If you have an older bottle of sake that's been sitting around for a while and it doesn't taste quite as delicious as it did when you first popped it open, you can still use it to cook with. But if the sake has turned a strange color or emits a strong, rancid odor, it's best to throw it away and start with a new bottle. Also, sake is one of the alcohols you never want to put in the freezer because as the water in it expands into ice, the bottle can burst open.

Use it in salad dressing

The age of the boring salad is over. With so many different combinations available for fresh, crisp produce and zingy ingredients to use in salad dressings, there's no need to feel like eating salad is a chore. Sake is just a bit sweet, with a fermented tang that stands up to the natural bitterness in salad greens and provides a clean, refreshing finish.

You can make a classic Japanese ponzu sauce, which is made with soy sauce, dried fish flakes, sake, mirin, and citrus for a tart dressing that packs a huge amount of flavor. You can also use sake to balance out the taste and acidity of a vinaigrette. Since there are so many different types of sake available, you want to choose one that suits your salad. Aged sake has a deeper umami flavor and stronger aroma that can add depth to lighter lettuce, while the clean, light taste of Ginjo sake can provide a nice contrast to slightly more bitter salad ingredients.

Don't be afraid to experiment

Although sake is most commonly used in Japanese cooking, it's more versatile than you may think. You can use sake almost anywhere you use wine for cooking, and you may be surprised with the fun flavor combinations you can come up with when you use it in service of culinary creativity.

You can give classic recipes like linguine and clams, traditionally made with white wine, a subtle, unexpected umami undertone by replacing the traditionally used white wine with sake. Gyudon, a beef rice bowl common at Japanese restaurants, is often cooked with sake, and you can use the same time-tested combination to add a splash of sake to your hamburger meat for a unique flavor experience. And the fun doesn't stop in the kitchen. According to MarthStewart.com, sake has properties that make it useful as a beauty product, locking in moisture and helping to correct hyperpigmentation.

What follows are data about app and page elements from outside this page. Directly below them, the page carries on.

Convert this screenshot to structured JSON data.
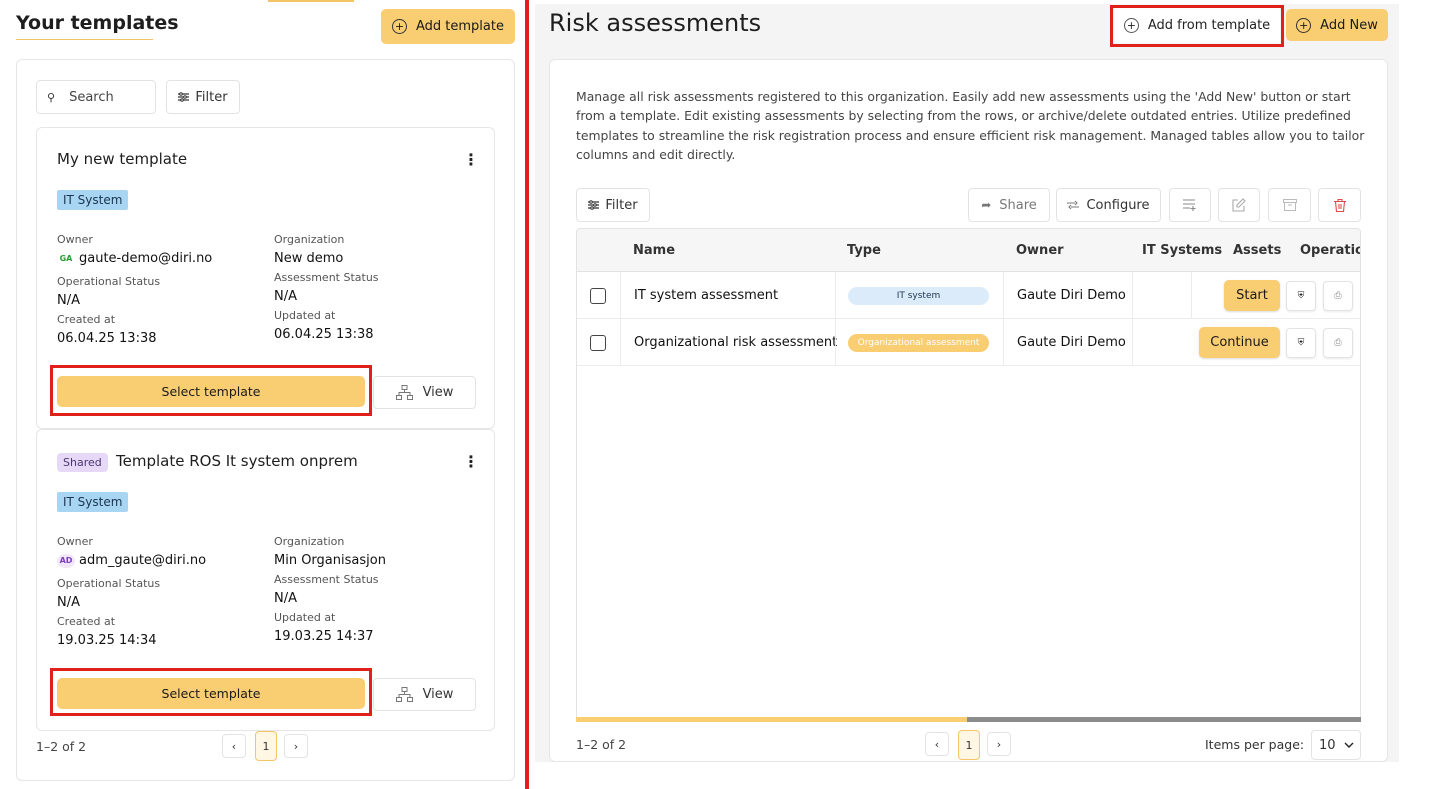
{
  "left": {
    "title": "Your templates",
    "add_template_label": "Add template",
    "search_placeholder": "Search",
    "filter_label": "Filter",
    "cards": [
      {
        "shared_label": "",
        "title": "My new template",
        "tag": "IT System",
        "owner_label": "Owner",
        "owner_initials": "GA",
        "owner": "gaute-demo@diri.no",
        "org_label": "Organization",
        "org": "New demo",
        "op_status_label": "Operational Status",
        "op_status": "N/A",
        "assess_status_label": "Assessment Status",
        "assess_status": "N/A",
        "created_label": "Created at",
        "created": "06.04.25 13:38",
        "updated_label": "Updated at",
        "updated": "06.04.25 13:38",
        "select_label": "Select template",
        "view_label": "View"
      },
      {
        "shared_label": "Shared",
        "title": "Template ROS It system onprem",
        "tag": "IT System",
        "owner_label": "Owner",
        "owner_initials": "AD",
        "owner": "adm_gaute@diri.no",
        "org_label": "Organization",
        "org": "Min Organisasjon",
        "op_status_label": "Operational Status",
        "op_status": "N/A",
        "assess_status_label": "Assessment Status",
        "assess_status": "N/A",
        "created_label": "Created at",
        "created": "19.03.25 14:34",
        "updated_label": "Updated at",
        "updated": "19.03.25 14:37",
        "select_label": "Select template",
        "view_label": "View"
      }
    ],
    "pagination": {
      "range": "1–2 of 2",
      "page": "1",
      "prev": "‹",
      "next": "›"
    }
  },
  "right": {
    "title": "Risk assessments",
    "add_from_template_label": "Add from template",
    "add_new_label": "Add New",
    "description": "Manage all risk assessments registered to this organization. Easily add new assessments using the 'Add New' button or start from a template. Edit existing assessments by selecting from the rows, or archive/delete outdated entries. Utilize predefined templates to streamline the risk registration process and ensure efficient risk management. Managed tables allow you to tailor columns and edit directly.",
    "toolbar": {
      "filter": "Filter",
      "share": "Share",
      "configure": "Configure"
    },
    "columns": [
      "Name",
      "Type",
      "Owner",
      "IT Systems",
      "Assets",
      "Operation"
    ],
    "rows": [
      {
        "name": "IT system assessment",
        "type": "IT system",
        "owner": "Gaute Diri Demo",
        "action": "Start"
      },
      {
        "name": "Organizational risk assessment",
        "type": "Organizational assessment",
        "owner": "Gaute Diri Demo",
        "action": "Continue"
      }
    ],
    "pagination": {
      "range": "1–2 of 2",
      "page": "1",
      "prev": "‹",
      "next": "›",
      "items_per_page_label": "Items per page:",
      "items_per_page": "10"
    }
  },
  "colors": {
    "accent": "#f9cd72",
    "highlight": "#e0201b",
    "tag_blue": "#a7d5f2",
    "danger": "#e04a4a"
  }
}
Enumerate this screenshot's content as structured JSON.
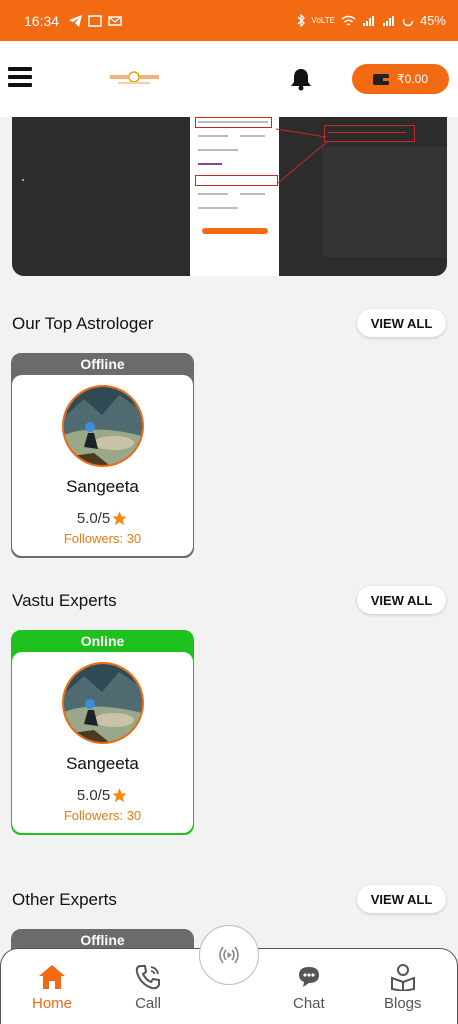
{
  "status_bar": {
    "time": "16:34",
    "battery": "45%",
    "network_label": "VoLTE"
  },
  "header": {
    "logo_alt": "logo",
    "wallet_amount": "₹0.00"
  },
  "sections": [
    {
      "title": "Our Top Astrologer",
      "view_all": "VIEW ALL",
      "card": {
        "status": "Offline",
        "name": "Sangeeta",
        "rating": "5.0/5",
        "followers": "Followers: 30"
      }
    },
    {
      "title": "Vastu Experts",
      "view_all": "VIEW ALL",
      "card": {
        "status": "Online",
        "name": "Sangeeta",
        "rating": "5.0/5",
        "followers": "Followers: 30"
      }
    },
    {
      "title": "Other Experts",
      "view_all": "VIEW ALL",
      "card": {
        "status": "Offline"
      }
    }
  ],
  "bottom_nav": {
    "items": [
      {
        "label": "Home",
        "icon": "home-icon"
      },
      {
        "label": "Call",
        "icon": "phone-icon"
      },
      {
        "label": "Chat",
        "icon": "chat-icon"
      },
      {
        "label": "Blogs",
        "icon": "blogs-icon"
      }
    ],
    "live_icon": "live-broadcast-icon"
  },
  "colors": {
    "brand": "#f26a12",
    "online": "#1fc11f",
    "offline": "#6b6b6b",
    "accent_text": "#e07b18"
  }
}
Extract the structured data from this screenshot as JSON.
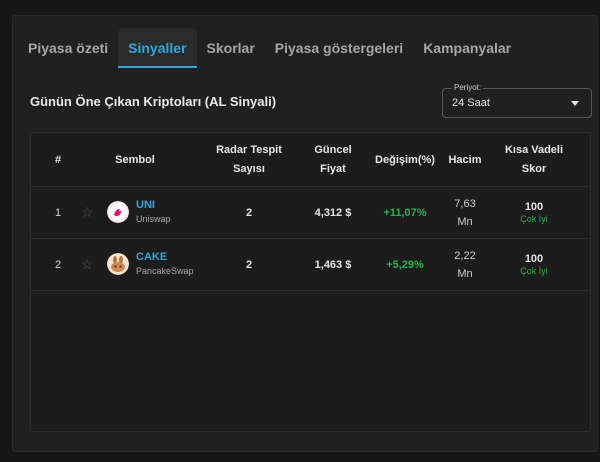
{
  "tabs": [
    {
      "label": "Piyasa özeti",
      "active": false
    },
    {
      "label": "Sinyaller",
      "active": true
    },
    {
      "label": "Skorlar",
      "active": false
    },
    {
      "label": "Piyasa göstergeleri",
      "active": false
    },
    {
      "label": "Kampanyalar",
      "active": false
    }
  ],
  "section_title": "Günün Öne Çıkan Kriptoları (AL Sinyali)",
  "period": {
    "label": "Periyot",
    "value": "24 Saat"
  },
  "table": {
    "headers": {
      "num": "#",
      "symbol": "Sembol",
      "radar_l1": "Radar Tespit",
      "radar_l2": "Sayısı",
      "price_l1": "Güncel",
      "price_l2": "Fiyat",
      "change": "Değişim(%)",
      "volume": "Hacim",
      "score_l1": "Kısa Vadeli",
      "score_l2": "Skor"
    },
    "rows": [
      {
        "num": "1",
        "symbol": "UNI",
        "name": "Uniswap",
        "radar": "2",
        "price": "4,312 $",
        "change": "+11,07%",
        "volume_l1": "7,63",
        "volume_l2": "Mn",
        "score": "100",
        "score_label": "Çok İyi"
      },
      {
        "num": "2",
        "symbol": "CAKE",
        "name": "PancakeSwap",
        "radar": "2",
        "price": "1,463 $",
        "change": "+5,29%",
        "volume_l1": "2,22",
        "volume_l2": "Mn",
        "score": "100",
        "score_label": "Çok İyi"
      }
    ]
  },
  "colors": {
    "accent": "#2fa8de",
    "positive": "#27b34a",
    "background": "#171717",
    "panel": "#202020"
  },
  "icons": {
    "star": "star-icon",
    "dropdown": "caret-down-icon",
    "uni": "uniswap-logo",
    "cake": "pancakeswap-logo"
  }
}
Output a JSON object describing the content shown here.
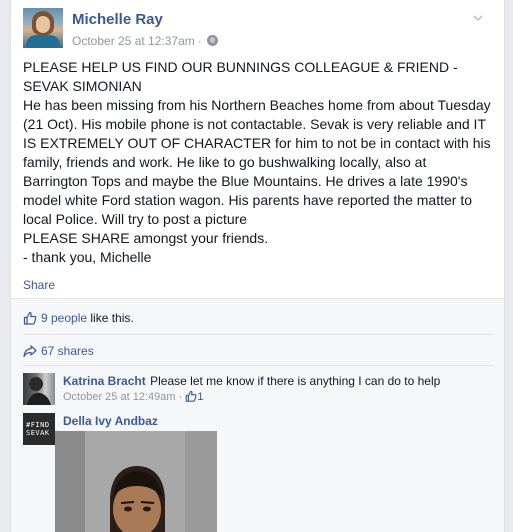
{
  "post": {
    "author": "Michelle Ray",
    "timestamp": "October 25 at 12:37am",
    "separator": "·",
    "paragraphs": [
      "PLEASE HELP US FIND OUR BUNNINGS COLLEAGUE & FRIEND - SEVAK SIMONIAN",
      "He has been missing from his Northern Beaches home from about Tuesday (21 Oct). His mobile phone is not contactable. Sevak is very reliable and IT IS EXTREMELY OUT OF CHARACTER for him to not be in contact with his family, friends and work. He like to go bushwalking locally, also at Barrington Tops and maybe the Blue Mountains. He drives a late 1990's model white Ford station wagon. His parents have reported the matter to local Police. Will try to post a picture",
      "PLEASE SHARE amongst your friends.",
      "- thank you, Michelle"
    ],
    "share_label": "Share"
  },
  "ufi": {
    "likes_link": "9 people",
    "likes_suffix": " like this.",
    "shares": "67 shares"
  },
  "comments": [
    {
      "author": "Katrina Bracht",
      "text": "Please let me know if there is anything I can do to help",
      "timestamp": "October 25 at 12:49am",
      "separator": "·",
      "like_count": "1"
    },
    {
      "author": "Della Ivy Andbaz",
      "avatar_text": [
        "#FIND",
        "SEVAK"
      ]
    }
  ],
  "colors": {
    "link": "#3b5998",
    "meta": "#9197a3",
    "background": "#e9eaed"
  },
  "icons": {
    "globe": "globe-icon",
    "chevron": "chevron-down-icon",
    "like": "thumbs-up-icon",
    "share": "share-arrow-icon"
  }
}
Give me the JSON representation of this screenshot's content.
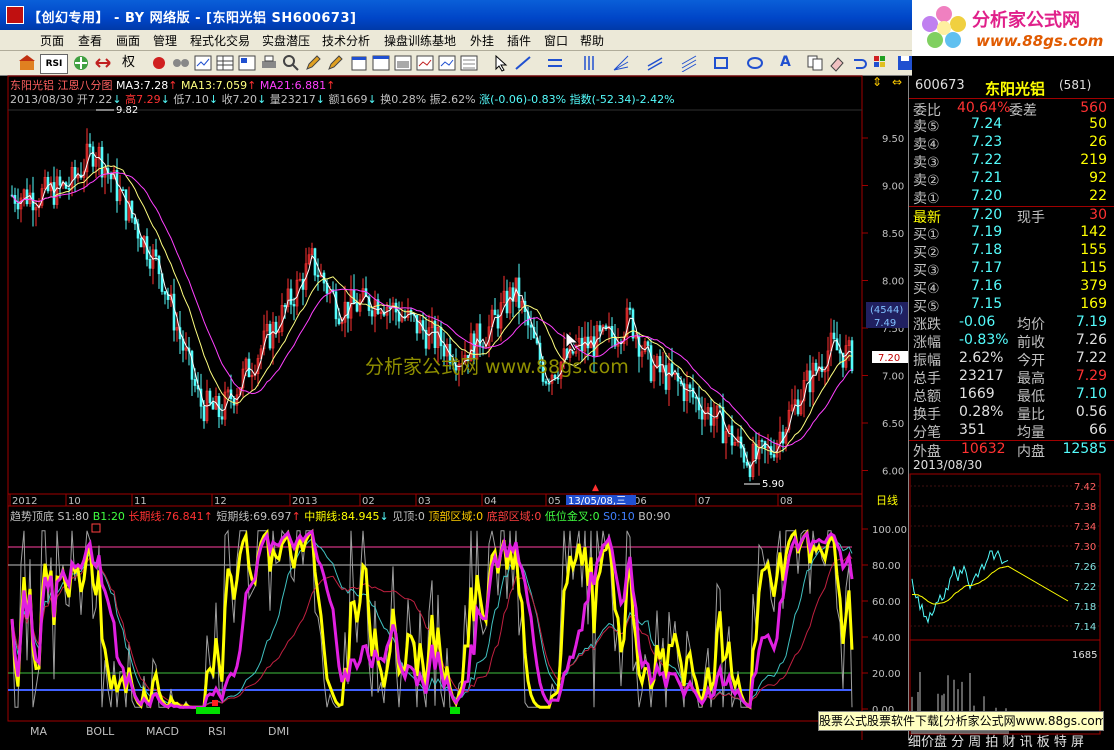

Pair sake with different foods

Sake doesn't have to be an ingredient in a dish to help you enjoy it. Having a certain type of sake alongside a gourmet meal can open up your palate and enhance your perception of flavors and textures in your food. Just like with wine, certain sakes pair well with certain types of food.

Interestingly, sake isn't usually paired with sushi in Japan because sushi and sake are both rice-based, which would be too much of a single flavor. When it comes to choosing whether to drink sake with a meal, you can ask yourself if the dish in question would go well with a bowl of rice. If the answer is yes, it will likely go well with a glass of sake. And there are so many different types of sakes to suit all kinds of food. Lighter foods call for an equally light sake, like a Ginjo, that doesn't eclipse the dish's flavor, while bolder flavors are best enjoyed with full-bodied varieties like Junmai.